Experience the very best of summer in Atlantic Canada
Millicent McKay offers an insider’s guide to P.E.I.
Is tourism a trap for Atlantic Canadians?
Foraging for wild food in Atlantic Canada
Four food trucks to try in Newfoundland this summer
Underwater tourism is the ultimate immersive experience
Is Atlantic Canadian tourism doing luxury right?
It’s not easy to write this without saying, “When I was young…”
Years ago, winter was winter. It got cold and, for the most part, stayed cold until spring arrived.
Since the 1990s, the weather patterns have shifted: winter comes later and so does spring. During our recent winters, we’ve been spending as much time in our raincoats as in our parkas. Temperatures don’t settle for very long and we’re left with wild temperature fluctuations with each passing system. Sometimes the change is fairly gradual, as was the case Jan. 25, but it can also be quite abrupt, especially going from mild back to cold. When the arctic pipeline opens up, temperatures can drop in a flash – in fact, that is known as a “flash-freeze.”
In Canada, flash-freeze warnings are issued when a rapid drop in air temperature is expected. Officially there’s no “rate-of-fall” criteria attached to the definition, but the drop must be significant over a fairly short period of time. Also, the temperature must fall from above freezing to well below 0 C, freezing water already on the ground.
A powerful, arctic cold front that has been working its way eastward is set to blast across our region. We’re going to go from wet to frozen quite quickly.

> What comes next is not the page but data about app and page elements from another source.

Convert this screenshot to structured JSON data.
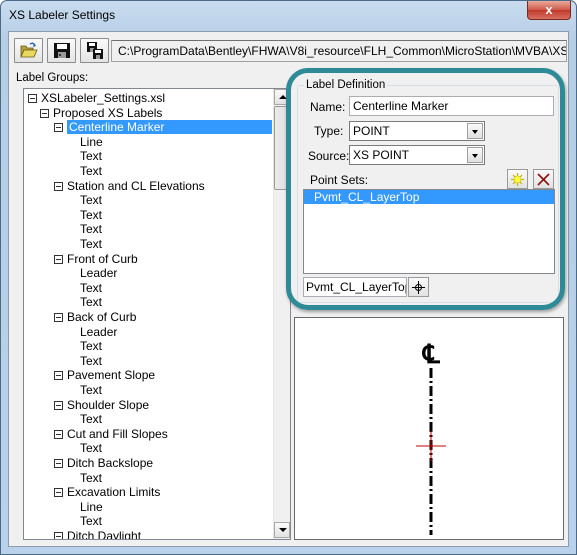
{
  "window": {
    "title": "XS Labeler Settings",
    "close_label": "x"
  },
  "toolbar": {
    "buttons": [
      {
        "icon": "open-folder-icon",
        "tooltip": "Open"
      },
      {
        "icon": "save-disk-icon",
        "tooltip": "Save"
      },
      {
        "icon": "save-as-disks-icon",
        "tooltip": "Save As"
      }
    ],
    "file_path": "C:\\ProgramData\\Bentley\\FHWA\\V8i_resource\\FLH_Common\\MicroStation\\MVBA\\XSLabeler_S"
  },
  "label_groups": {
    "label": "Label Groups:",
    "tree": [
      {
        "text": "XSLabeler_Settings.xsl",
        "level": 0,
        "expander": true
      },
      {
        "text": "Proposed XS Labels",
        "level": 1,
        "expander": true
      },
      {
        "text": "Centerline Marker",
        "level": 2,
        "expander": true,
        "selected": true
      },
      {
        "text": "Line",
        "level": 3
      },
      {
        "text": "Text",
        "level": 3
      },
      {
        "text": "Text",
        "level": 3
      },
      {
        "text": "Station and CL Elevations",
        "level": 2,
        "expander": true
      },
      {
        "text": "Text",
        "level": 3
      },
      {
        "text": "Text",
        "level": 3
      },
      {
        "text": "Text",
        "level": 3
      },
      {
        "text": "Text",
        "level": 3
      },
      {
        "text": "Front of Curb",
        "level": 2,
        "expander": true
      },
      {
        "text": "Leader",
        "level": 3
      },
      {
        "text": "Text",
        "level": 3
      },
      {
        "text": "Text",
        "level": 3
      },
      {
        "text": "Back of Curb",
        "level": 2,
        "expander": true
      },
      {
        "text": "Leader",
        "level": 3
      },
      {
        "text": "Text",
        "level": 3
      },
      {
        "text": "Text",
        "level": 3
      },
      {
        "text": "Pavement Slope",
        "level": 2,
        "expander": true
      },
      {
        "text": "Text",
        "level": 3
      },
      {
        "text": "Shoulder Slope",
        "level": 2,
        "expander": true
      },
      {
        "text": "Text",
        "level": 3
      },
      {
        "text": "Cut and Fill Slopes",
        "level": 2,
        "expander": true
      },
      {
        "text": "Text",
        "level": 3
      },
      {
        "text": "Ditch Backslope",
        "level": 2,
        "expander": true
      },
      {
        "text": "Text",
        "level": 3
      },
      {
        "text": "Excavation Limits",
        "level": 2,
        "expander": true
      },
      {
        "text": "Line",
        "level": 3
      },
      {
        "text": "Text",
        "level": 3
      },
      {
        "text": "Ditch Daylight",
        "level": 2,
        "expander": true
      }
    ]
  },
  "label_definition": {
    "title": "Label Definition",
    "name_label": "Name:",
    "name_value": "Centerline Marker",
    "type_label": "Type:",
    "type_value": "POINT",
    "source_label": "Source:",
    "source_value": "XS POINT",
    "point_sets_label": "Point Sets:",
    "point_sets": [
      "Pvmt_CL_LayerTop"
    ],
    "point_set_field_value": "Pvmt_CL_LayerTop",
    "add_icon": "new-star-icon",
    "delete_icon": "delete-x-icon",
    "pick_icon": "crosshair-pick-icon"
  },
  "preview": {
    "symbol": "centerline-symbol",
    "line_style": "dash-dot",
    "marker_color": "#c00000"
  },
  "colors": {
    "highlight_ring": "#2e8a96",
    "selection": "#3399ff"
  }
}
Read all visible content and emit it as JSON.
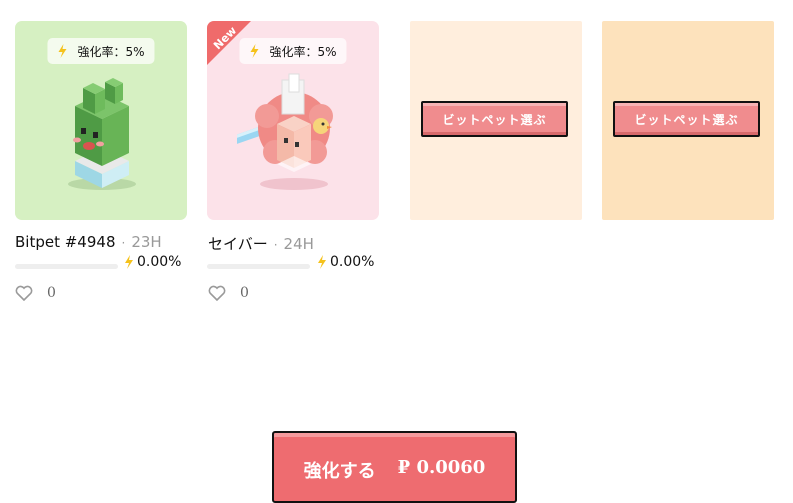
{
  "cards": [
    {
      "boost_label": "強化率：5%",
      "name": "Bitpet #4948",
      "separator": "·",
      "age": "23H",
      "percent": "0.00%",
      "progress": 0,
      "likes": "0"
    },
    {
      "new_badge": "New",
      "boost_label": "強化率：5%",
      "name": "セイバー",
      "separator": "·",
      "age": "24H",
      "percent": "0.00%",
      "progress": 0,
      "likes": "0"
    }
  ],
  "empty_slots": [
    {
      "button_label": "ビットペット選ぶ"
    },
    {
      "button_label": "ビットペット選ぶ"
    }
  ],
  "boost_button": {
    "label": "強化する",
    "price": "₽ 0.0060"
  },
  "colors": {
    "card1_bg": "#d6f0c2",
    "card2_bg": "#fce2e9",
    "slot3_bg": "#ffeedd",
    "slot4_bg": "#fde2bc",
    "accent": "#ee6c70",
    "bolt": "#f5c21b"
  },
  "icons": [
    "bolt-icon",
    "heart-icon"
  ]
}
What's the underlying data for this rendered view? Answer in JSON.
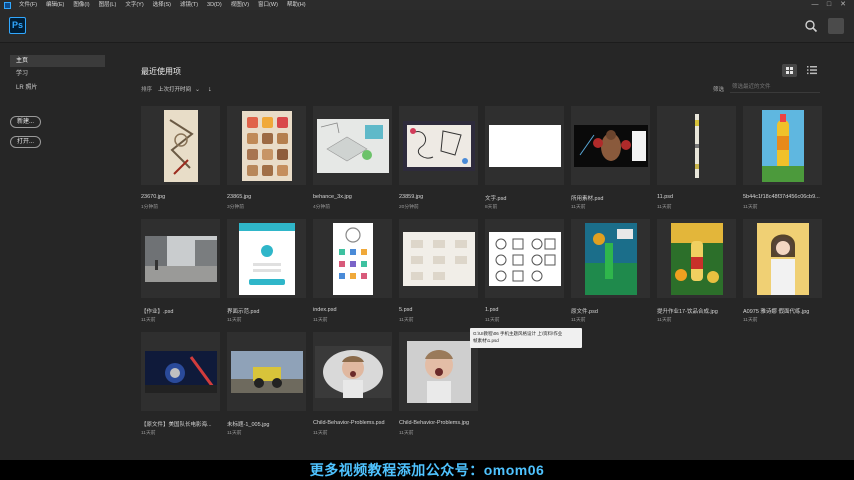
{
  "menubar": {
    "items": [
      "文件(F)",
      "编辑(E)",
      "图像(I)",
      "图层(L)",
      "文字(Y)",
      "选择(S)",
      "滤镜(T)",
      "3D(D)",
      "视图(V)",
      "窗口(W)",
      "帮助(H)"
    ],
    "controls": [
      "—",
      "□",
      "✕"
    ]
  },
  "header": {
    "logo": "Ps"
  },
  "sidebar": {
    "items": [
      "主页",
      "学习",
      "LR 照片"
    ],
    "new_button": "新建...",
    "open_button": "打开..."
  },
  "main": {
    "title": "最近使用项",
    "sort_label": "排序",
    "sort_value": "上次打开时间",
    "filter_label": "筛选",
    "filter_placeholder": "筛选最近的文件"
  },
  "files": [
    {
      "name": "23670.jpg",
      "time": "1分钟前",
      "thumb": "sketch-portrait"
    },
    {
      "name": "23865.jpg",
      "time": "3分钟前",
      "thumb": "icon-grid"
    },
    {
      "name": "behance_3x.jpg",
      "time": "4分钟前",
      "thumb": "isometric"
    },
    {
      "name": "23859.jpg",
      "time": "20分钟前",
      "thumb": "sketch-board"
    },
    {
      "name": "文字.psd",
      "time": "8天前",
      "thumb": "blank"
    },
    {
      "name": "所用素材.psd",
      "time": "11天前",
      "thumb": "boxer"
    },
    {
      "name": "11.psd",
      "time": "11天前",
      "thumb": "thin"
    },
    {
      "name": "5b44c1f18c48f37d456c06cb9...",
      "time": "11天前",
      "thumb": "bottle"
    },
    {
      "name": "【作业】.psd",
      "time": "11天前",
      "thumb": "street"
    },
    {
      "name": "界面示范.psd",
      "time": "11天前",
      "thumb": "mobile"
    },
    {
      "name": "index.psd",
      "time": "11天前",
      "thumb": "ui-icons"
    },
    {
      "name": "5.psd",
      "time": "11天前",
      "thumb": "wireframe"
    },
    {
      "name": "1.psd",
      "time": "11天前",
      "thumb": "line-icons"
    },
    {
      "name": "原文件.psd",
      "time": "11天前",
      "thumb": "game-poster"
    },
    {
      "name": "提升作业17-饮品合成.jpg",
      "time": "11天前",
      "thumb": "drink-poster"
    },
    {
      "name": "A0975 雅诗娜 假面代练.jpg",
      "time": "11天前",
      "thumb": "girl"
    },
    {
      "name": "【原文件】美国队长电影海...",
      "time": "11天前",
      "thumb": "movie-poster"
    },
    {
      "name": "未标题-1_005.jpg",
      "time": "11天前",
      "thumb": "jeep"
    },
    {
      "name": "Child-Behavior-Problems.psd",
      "time": "11天前",
      "thumb": "kid-dark"
    },
    {
      "name": "Child-Behavior-Problems.jpg",
      "time": "11天前",
      "thumb": "kid-light"
    }
  ],
  "tooltip": {
    "line1": "G:\\UI教程\\06 手机主题风格设计 上\\资料\\作业",
    "line2": "帧素材\\1.psd"
  },
  "banner": "更多视频教程添加公众号：omom06",
  "colors": {
    "accent": "#31a8ff",
    "panel": "#262626",
    "card": "#333333",
    "banner_text": "#4fc3ff"
  }
}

Keep an eye on the temperature and adjust your travel plans accordingly.
- Read more Weather University columns.
- Have a weather question, photo or drawing to share with Cindy Day? Email email@example.com

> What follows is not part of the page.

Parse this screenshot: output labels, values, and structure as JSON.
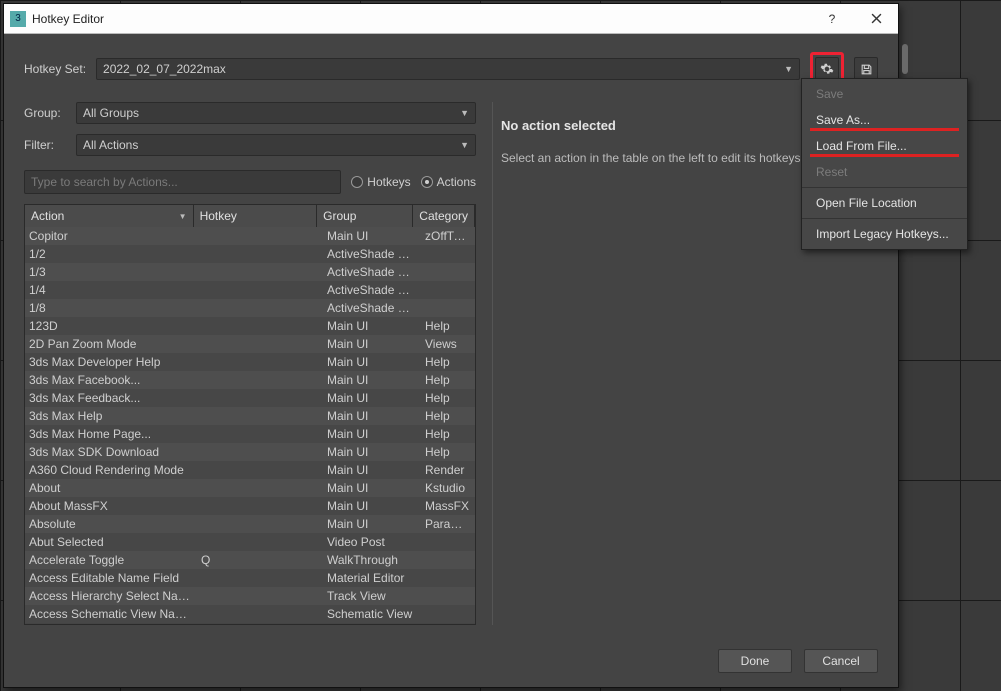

Cindy Day is the chief meteorologist for SaltWire Network.